Q: Are There Any Treatment Options Left?
I've been diagnosed bipolar 1 with psychotic features. I also rapid cycle and
get mixed states. Fun huh? Complicating things, I have concurrent psych
diagnoses of PTSD and Dissociative Disorder NOS and I also have physical issues
with a movement disorder, PCOS and type 2 diabetes. I know, this doesn't
exactly make me easy to treat.
At this point, we've tried (as far as I know) all the atypical antipsychotics
except for clozaril. When I've managed to take the medication two weeks at
about 2 weeks all sorts of movement disorders (in addition to the one I normally
have) show up and I have akathisia pretty bad. This has happened every time.
Zyprexa, Abilify, Risperdal. Additionally, Abilify was bad because it kept me
manic or mixed and mildly psychotic and Risperdal did some pretty nasty
metabolic things. I'm allergic to Geodon and Seroquel actually makes me more
psychotic (these are the two that didn't make it to two weeks).
I haven't fared much better with anticonvulsants. Depakote (regular formula)
sedates me horribly and causes very rapid weight gain. Extended release
Depakote makes me wired and very nauseaus. I'm allergic to Tegretol. I get the
rash on Lamictal (which was too bad because it actually did seem to be
working). Trileptal makes my mood really unsettled and irritable. Topamax

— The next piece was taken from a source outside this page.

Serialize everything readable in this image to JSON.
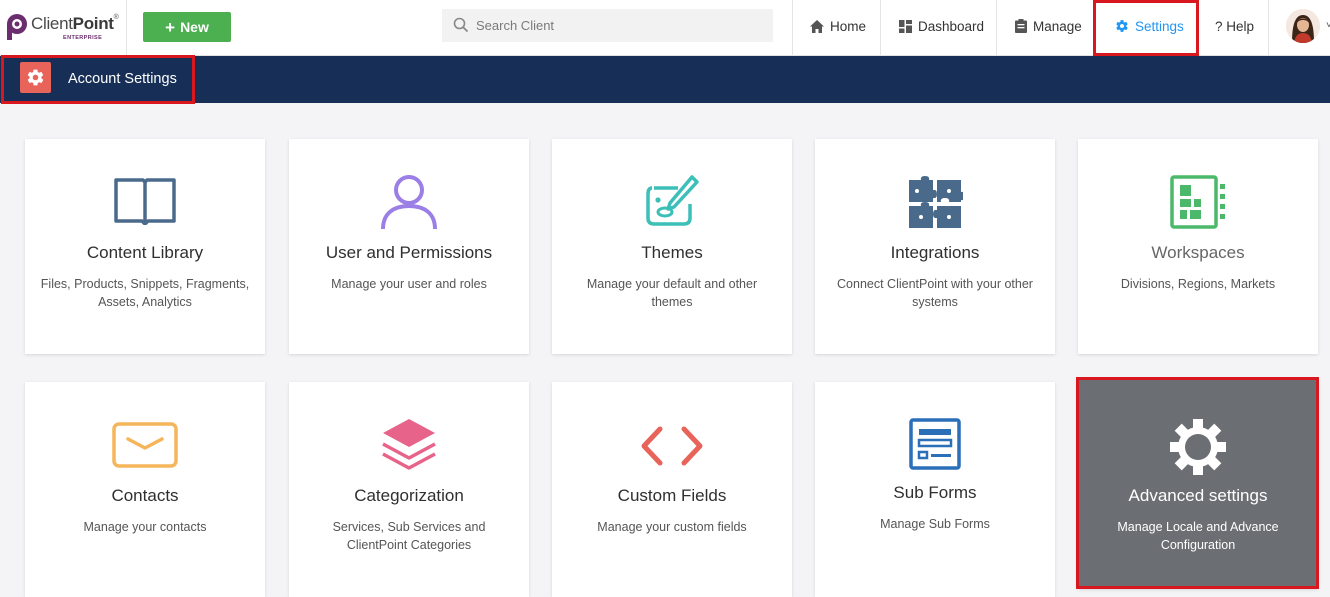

didn't exactly do anything for moods, but it did leave me stupid.
There's got to be something worth trying. I'm being threatened with clozaril by
an ARNP who insists it's the "only option". That med sounds horrid and with
weight issues, diabetes and PCOS isn't it a bad idea?
What would you suggest?
Dear Dee --
Since it helped, we'll start with lamotrigine. Some prescribers have re-tried
lamotrigine in patients who got a rash the first time, in most cases using
ultra-ultra slow dose increases. Those data are summarized on this page about
rash details (see the update near the bottom of the page). I am not
advocating that you try that, and certainly not telling you it's safe to do so,
but it's something to think about with your provider.
Didn't see lithium on your list, but surely that's been
tried too. Sometimes low-dose lithium is workable when full-dose is not, when
it's used as an add-on to other treatment (in many folks, I think that's the
main role for lithium, and I use it a lot). Since you have rapid cycling and
are female, you should also have a look at the UCLA approach, led by Dr. Whybrow,
using very high-dose thyroid hormone. You'll find that approach described and
linked on my
Thyroid and Bipolar page (see High Dose Thyroid at the bottom of the
As you may have seen, there are some data supporting
as a mood stabilizer. That has an uncommon interaction with lithium you have to
watch out for, if you were to try combining those two. Low-dose Depakote, maybe
half of what you were taking, could be used in a mix-strategy.
The PCOS might, just might, be part of the problem.
This is really a far-out idea, one I virtually never see in others's
writings, but there is a tiny smidgin of data to suggest that treating that
might be good for mood, summarized in this essay about
Metabolic Syndrome and Mood (as you probably know, PCOS is a Metabolic
Syndrome variation; the
relationship between the two summarized in that link).
There are quite few other possible "mood stabilizers"
that have been discussed in one way or another in the mood literature. One more
prominent one is Zonegran (zonisamide).
I have one patient who gained a bunch of weight on Depakote who's been losing
weight, after switching to Zonegran, while still on 15 mg of Zyprexa, which is
an amazing declaration. But you can't even consider that one if you have had
allergic reactions to sulfa medications like Bactrim or Septra, and it has a
rash risk for the same kind of problem as lamotrigine, so if you try it, you'd
have to go ultra-slow on that one too.
How about high-dose
There is some reason to think that might be a helpful part of a solution. In any
case, a regular
program; and use of the concept behind "dark
therapy"; as well as possibly other
modalities; and a good psychotherapy component using the
bipolar-specific psychotherapies out there; -- all that would be an
important part of the solution as well.
After all that, before clozaril, you'd want to make
sure you'd really done the exercise part, as having that up and running (so to
speak) would be an important part of maximizing protection against getting
diabetes from that one (i.e. on top of the heritage of previous medications).
But, if that's what it takes to get symptom control, it deserves to be on the
list as well.
And any medication that you can actually tolerate, that
didn't work, if there were any; but which was tried with an antidepressant on
board at the same time (was that the fate of lithium, perhaps? common story),
should be a candidate for trying again without the antidepressant around. That
might expand the list just a bit further.
Good luck with all that.
Published November, 2005